WORK INSTRUCTIONS » Give the data again in full. Keep every line the same.

[INFORMATION PROVIDED]

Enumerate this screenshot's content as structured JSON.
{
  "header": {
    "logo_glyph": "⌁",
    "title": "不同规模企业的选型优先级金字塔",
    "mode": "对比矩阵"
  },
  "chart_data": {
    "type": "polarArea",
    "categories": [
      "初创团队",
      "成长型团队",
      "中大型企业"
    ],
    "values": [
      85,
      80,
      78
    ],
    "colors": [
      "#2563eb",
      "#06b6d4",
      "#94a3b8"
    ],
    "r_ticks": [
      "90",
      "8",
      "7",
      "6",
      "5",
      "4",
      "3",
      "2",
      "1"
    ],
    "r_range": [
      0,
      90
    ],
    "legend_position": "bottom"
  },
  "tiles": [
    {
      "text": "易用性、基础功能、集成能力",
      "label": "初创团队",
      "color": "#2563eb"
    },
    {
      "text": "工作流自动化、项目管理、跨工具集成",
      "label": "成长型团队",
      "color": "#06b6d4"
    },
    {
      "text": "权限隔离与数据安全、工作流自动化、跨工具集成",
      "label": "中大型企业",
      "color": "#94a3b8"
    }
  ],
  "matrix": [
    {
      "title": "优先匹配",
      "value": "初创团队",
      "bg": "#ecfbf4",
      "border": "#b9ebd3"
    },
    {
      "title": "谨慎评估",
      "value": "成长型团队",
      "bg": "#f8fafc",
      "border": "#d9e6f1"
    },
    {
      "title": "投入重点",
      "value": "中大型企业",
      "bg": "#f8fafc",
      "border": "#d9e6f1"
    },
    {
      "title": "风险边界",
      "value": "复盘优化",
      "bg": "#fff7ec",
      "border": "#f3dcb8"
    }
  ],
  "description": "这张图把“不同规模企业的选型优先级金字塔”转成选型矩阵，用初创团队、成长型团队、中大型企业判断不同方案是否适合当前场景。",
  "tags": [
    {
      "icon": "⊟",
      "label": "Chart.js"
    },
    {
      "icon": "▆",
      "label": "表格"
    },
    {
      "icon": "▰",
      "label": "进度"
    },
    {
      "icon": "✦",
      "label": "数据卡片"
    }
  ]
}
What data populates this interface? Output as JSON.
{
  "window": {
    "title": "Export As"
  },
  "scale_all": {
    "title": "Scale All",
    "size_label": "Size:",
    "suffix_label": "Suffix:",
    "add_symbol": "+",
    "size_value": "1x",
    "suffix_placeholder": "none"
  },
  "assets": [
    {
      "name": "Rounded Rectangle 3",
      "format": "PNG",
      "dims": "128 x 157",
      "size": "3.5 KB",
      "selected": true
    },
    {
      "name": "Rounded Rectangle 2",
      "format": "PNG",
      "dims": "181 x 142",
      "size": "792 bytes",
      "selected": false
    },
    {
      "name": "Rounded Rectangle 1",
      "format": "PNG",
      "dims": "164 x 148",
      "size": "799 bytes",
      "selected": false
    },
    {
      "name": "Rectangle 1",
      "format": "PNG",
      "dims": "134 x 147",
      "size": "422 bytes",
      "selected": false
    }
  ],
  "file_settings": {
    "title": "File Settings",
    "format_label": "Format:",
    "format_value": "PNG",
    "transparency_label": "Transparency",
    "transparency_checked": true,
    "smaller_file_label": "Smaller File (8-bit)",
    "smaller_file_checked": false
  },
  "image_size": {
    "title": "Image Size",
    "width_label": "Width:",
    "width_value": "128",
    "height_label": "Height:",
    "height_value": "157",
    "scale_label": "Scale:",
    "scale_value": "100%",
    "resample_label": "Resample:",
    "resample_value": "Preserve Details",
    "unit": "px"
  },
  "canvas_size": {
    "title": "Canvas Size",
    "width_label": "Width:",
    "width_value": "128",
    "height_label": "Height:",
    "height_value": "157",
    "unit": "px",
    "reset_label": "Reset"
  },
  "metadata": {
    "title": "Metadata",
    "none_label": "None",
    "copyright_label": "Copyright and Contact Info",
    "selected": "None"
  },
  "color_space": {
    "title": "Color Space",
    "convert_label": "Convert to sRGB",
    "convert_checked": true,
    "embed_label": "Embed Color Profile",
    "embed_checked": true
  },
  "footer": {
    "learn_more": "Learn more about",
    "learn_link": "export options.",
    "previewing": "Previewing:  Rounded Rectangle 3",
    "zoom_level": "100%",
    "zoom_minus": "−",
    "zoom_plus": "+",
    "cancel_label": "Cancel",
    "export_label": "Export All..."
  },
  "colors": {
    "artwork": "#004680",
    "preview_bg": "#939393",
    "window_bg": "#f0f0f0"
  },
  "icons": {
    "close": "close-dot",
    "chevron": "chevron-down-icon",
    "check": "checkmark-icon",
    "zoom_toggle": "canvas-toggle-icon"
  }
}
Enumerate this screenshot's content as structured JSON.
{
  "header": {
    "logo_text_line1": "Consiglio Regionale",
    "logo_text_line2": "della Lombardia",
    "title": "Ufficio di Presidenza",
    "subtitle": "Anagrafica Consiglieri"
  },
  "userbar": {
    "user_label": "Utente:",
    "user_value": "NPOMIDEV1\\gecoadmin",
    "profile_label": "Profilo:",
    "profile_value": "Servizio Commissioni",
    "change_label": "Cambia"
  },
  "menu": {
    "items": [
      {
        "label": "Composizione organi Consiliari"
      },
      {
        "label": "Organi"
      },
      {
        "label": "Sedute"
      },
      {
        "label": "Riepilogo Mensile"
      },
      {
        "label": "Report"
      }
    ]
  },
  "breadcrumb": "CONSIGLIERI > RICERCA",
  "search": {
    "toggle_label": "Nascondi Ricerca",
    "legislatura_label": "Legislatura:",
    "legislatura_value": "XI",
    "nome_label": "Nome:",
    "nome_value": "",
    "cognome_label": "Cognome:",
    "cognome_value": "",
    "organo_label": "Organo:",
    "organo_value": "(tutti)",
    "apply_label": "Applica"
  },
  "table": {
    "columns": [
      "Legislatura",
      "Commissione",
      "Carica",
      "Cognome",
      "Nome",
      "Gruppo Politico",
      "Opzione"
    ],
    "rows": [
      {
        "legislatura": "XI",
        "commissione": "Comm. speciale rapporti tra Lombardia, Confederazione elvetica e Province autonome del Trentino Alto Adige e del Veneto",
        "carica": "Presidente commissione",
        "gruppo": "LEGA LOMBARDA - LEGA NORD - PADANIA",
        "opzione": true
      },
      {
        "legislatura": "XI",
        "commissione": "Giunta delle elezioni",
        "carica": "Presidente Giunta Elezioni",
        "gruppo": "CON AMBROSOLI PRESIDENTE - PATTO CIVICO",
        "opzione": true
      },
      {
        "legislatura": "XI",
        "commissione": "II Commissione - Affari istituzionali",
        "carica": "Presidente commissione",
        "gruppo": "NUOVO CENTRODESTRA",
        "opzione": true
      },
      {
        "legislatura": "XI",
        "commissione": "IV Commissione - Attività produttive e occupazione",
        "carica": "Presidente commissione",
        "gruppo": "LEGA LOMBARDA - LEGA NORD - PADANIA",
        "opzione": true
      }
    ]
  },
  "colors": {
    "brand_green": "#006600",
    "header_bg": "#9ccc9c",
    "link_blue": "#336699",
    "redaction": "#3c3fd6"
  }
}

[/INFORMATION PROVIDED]

WRITTEN SOLUTION »
Enumerate this screenshot's content as structured JSON.
{
  "header": {
    "logo_glyph": "⌁",
    "title": "不同规模企业的选型优先级金字塔",
    "mode": "对比矩阵"
  },
  "chart_data": {
    "type": "polarArea",
    "categories": [
      "初创团队",
      "成长型团队",
      "中大型企业"
    ],
    "values": [
      85,
      80,
      78
    ],
    "colors": [
      "#2563eb",
      "#06b6d4",
      "#94a3b8"
    ],
    "r_ticks": [
      "90",
      "8",
      "7",
      "6",
      "5",
      "4",
      "3",
      "2",
      "1"
    ],
    "r_range": [
      0,
      90
    ],
    "legend_position": "bottom"
  },
  "tiles": [
    {
      "text": "易用性、基础功能、集成能力",
      "label": "初创团队",
      "color": "#2563eb"
    },
    {
      "text": "工作流自动化、项目管理、跨工具集成",
      "label": "成长型团队",
      "color": "#06b6d4"
    },
    {
      "text": "权限隔离与数据安全、工作流自动化、跨工具集成",
      "label": "中大型企业",
      "color": "#94a3b8"
    }
  ],
  "matrix": [
    {
      "title": "优先匹配",
      "value": "初创团队",
      "bg": "#ecfbf4",
      "border": "#b9ebd3"
    },
    {
      "title": "谨慎评估",
      "value": "成长型团队",
      "bg": "#f8fafc",
      "border": "#d9e6f1"
    },
    {
      "title": "投入重点",
      "value": "中大型企业",
      "bg": "#f8fafc",
      "border": "#d9e6f1"
    },
    {
      "title": "风险边界",
      "value": "复盘优化",
      "bg": "#fff7ec",
      "border": "#f3dcb8"
    }
  ],
  "description": "这张图把“不同规模企业的选型优先级金字塔”转成选型矩阵，用初创团队、成长型团队、中大型企业判断不同方案是否适合当前场景。",
  "tags": [
    {
      "icon": "⊟",
      "label": "Chart.js"
    },
    {
      "icon": "▆",
      "label": "表格"
    },
    {
      "icon": "▰",
      "label": "进度"
    },
    {
      "icon": "✦",
      "label": "数据卡片"
    }
  ]
}
What data populates this interface? Output as JSON.
{
  "window": {
    "title": "Export As"
  },
  "scale_all": {
    "title": "Scale All",
    "size_label": "Size:",
    "suffix_label": "Suffix:",
    "add_symbol": "+",
    "size_value": "1x",
    "suffix_placeholder": "none"
  },
  "assets": [
    {
      "name": "Rounded Rectangle 3",
      "format": "PNG",
      "dims": "128 x 157",
      "size": "3.5 KB",
      "selected": true
    },
    {
      "name": "Rounded Rectangle 2",
      "format": "PNG",
      "dims": "181 x 142",
      "size": "792 bytes",
      "selected": false
    },
    {
      "name": "Rounded Rectangle 1",
      "format": "PNG",
      "dims": "164 x 148",
      "size": "799 bytes",
      "selected": false
    },
    {
      "name": "Rectangle 1",
      "format": "PNG",
      "dims": "134 x 147",
      "size": "422 bytes",
      "selected": false
    }
  ],
  "file_settings": {
    "title": "File Settings",
    "format_label": "Format:",
    "format_value": "PNG",
    "transparency_label": "Transparency",
    "transparency_checked": true,
    "smaller_file_label": "Smaller File (8-bit)",
    "smaller_file_checked": false
  },
  "image_size": {
    "title": "Image Size",
    "width_label": "Width:",
    "width_value": "128",
    "height_label": "Height:",
    "height_value": "157",
    "scale_label": "Scale:",
    "scale_value": "100%",
    "resample_label": "Resample:",
    "resample_value": "Preserve Details",
    "unit": "px"
  },
  "canvas_size": {
    "title": "Canvas Size",
    "width_label": "Width:",
    "width_value": "128",
    "height_label": "Height:",
    "height_value": "157",
    "unit": "px",
    "reset_label": "Reset"
  },
  "metadata": {
    "title": "Metadata",
    "none_label": "None",
    "copyright_label": "Copyright and Contact Info",
    "selected": "None"
  },
  "color_space": {
    "title": "Color Space",
    "convert_label": "Convert to sRGB",
    "convert_checked": true,
    "embed_label": "Embed Color Profile",
    "embed_checked": true
  },
  "footer": {
    "learn_more": "Learn more about",
    "learn_link": "export options.",
    "previewing": "Previewing:  Rounded Rectangle 3",
    "zoom_level": "100%",
    "zoom_minus": "−",
    "zoom_plus": "+",
    "cancel_label": "Cancel",
    "export_label": "Export All..."
  },
  "colors": {
    "artwork": "#004680",
    "preview_bg": "#939393",
    "window_bg": "#f0f0f0"
  },
  "icons": {
    "close": "close-dot",
    "chevron": "chevron-down-icon",
    "check": "checkmark-icon",
    "zoom_toggle": "canvas-toggle-icon"
  }
}
Enumerate this screenshot's content as structured JSON.
{
  "header": {
    "logo_text_line1": "Consiglio Regionale",
    "logo_text_line2": "della Lombardia",
    "title": "Ufficio di Presidenza",
    "subtitle": "Anagrafica Consiglieri"
  },
  "userbar": {
    "user_label": "Utente:",
    "user_value": "NPOMIDEV1\\gecoadmin",
    "profile_label": "Profilo:",
    "profile_value": "Servizio Commissioni",
    "change_label": "Cambia"
  },
  "menu": {
    "items": [
      {
        "label": "Composizione organi Consiliari"
      },
      {
        "label": "Organi"
      },
      {
        "label": "Sedute"
      },
      {
        "label": "Riepilogo Mensile"
      },
      {
        "label": "Report"
      }
    ]
  },
  "breadcrumb": "CONSIGLIERI > RICERCA",
  "search": {
    "toggle_label": "Nascondi Ricerca",
    "legislatura_label": "Legislatura:",
    "legislatura_value": "XI",
    "nome_label": "Nome:",
    "nome_value": "",
    "cognome_label": "Cognome:",
    "cognome_value": "",
    "organo_label": "Organo:",
    "organo_value": "(tutti)",
    "apply_label": "Applica"
  },
  "table": {
    "columns": [
      "Legislatura",
      "Commissione",
      "Carica",
      "Cognome",
      "Nome",
      "Gruppo Politico",
      "Opzione"
    ],
    "rows": [
      {
        "legislatura": "XI",
        "commissione": "Comm. speciale rapporti tra Lombardia, Confederazione elvetica e Province autonome del Trentino Alto Adige e del Veneto",
        "carica": "Presidente commissione",
        "gruppo": "LEGA LOMBARDA - LEGA NORD - PADANIA",
        "opzione": true
      },
      {
        "legislatura": "XI",
        "commissione": "Giunta delle elezioni",
        "carica": "Presidente Giunta Elezioni",
        "gruppo": "CON AMBROSOLI PRESIDENTE - PATTO CIVICO",
        "opzione": true
      },
      {
        "legislatura": "XI",
        "commissione": "II Commissione - Affari istituzionali",
        "carica": "Presidente commissione",
        "gruppo": "NUOVO CENTRODESTRA",
        "opzione": true
      },
      {
        "legislatura": "XI",
        "commissione": "IV Commissione - Attività produttive e occupazione",
        "carica": "Presidente commissione",
        "gruppo": "LEGA LOMBARDA - LEGA NORD - PADANIA",
        "opzione": true
      }
    ]
  },
  "colors": {
    "brand_green": "#006600",
    "header_bg": "#9ccc9c",
    "link_blue": "#336699",
    "redaction": "#3c3fd6"
  }
}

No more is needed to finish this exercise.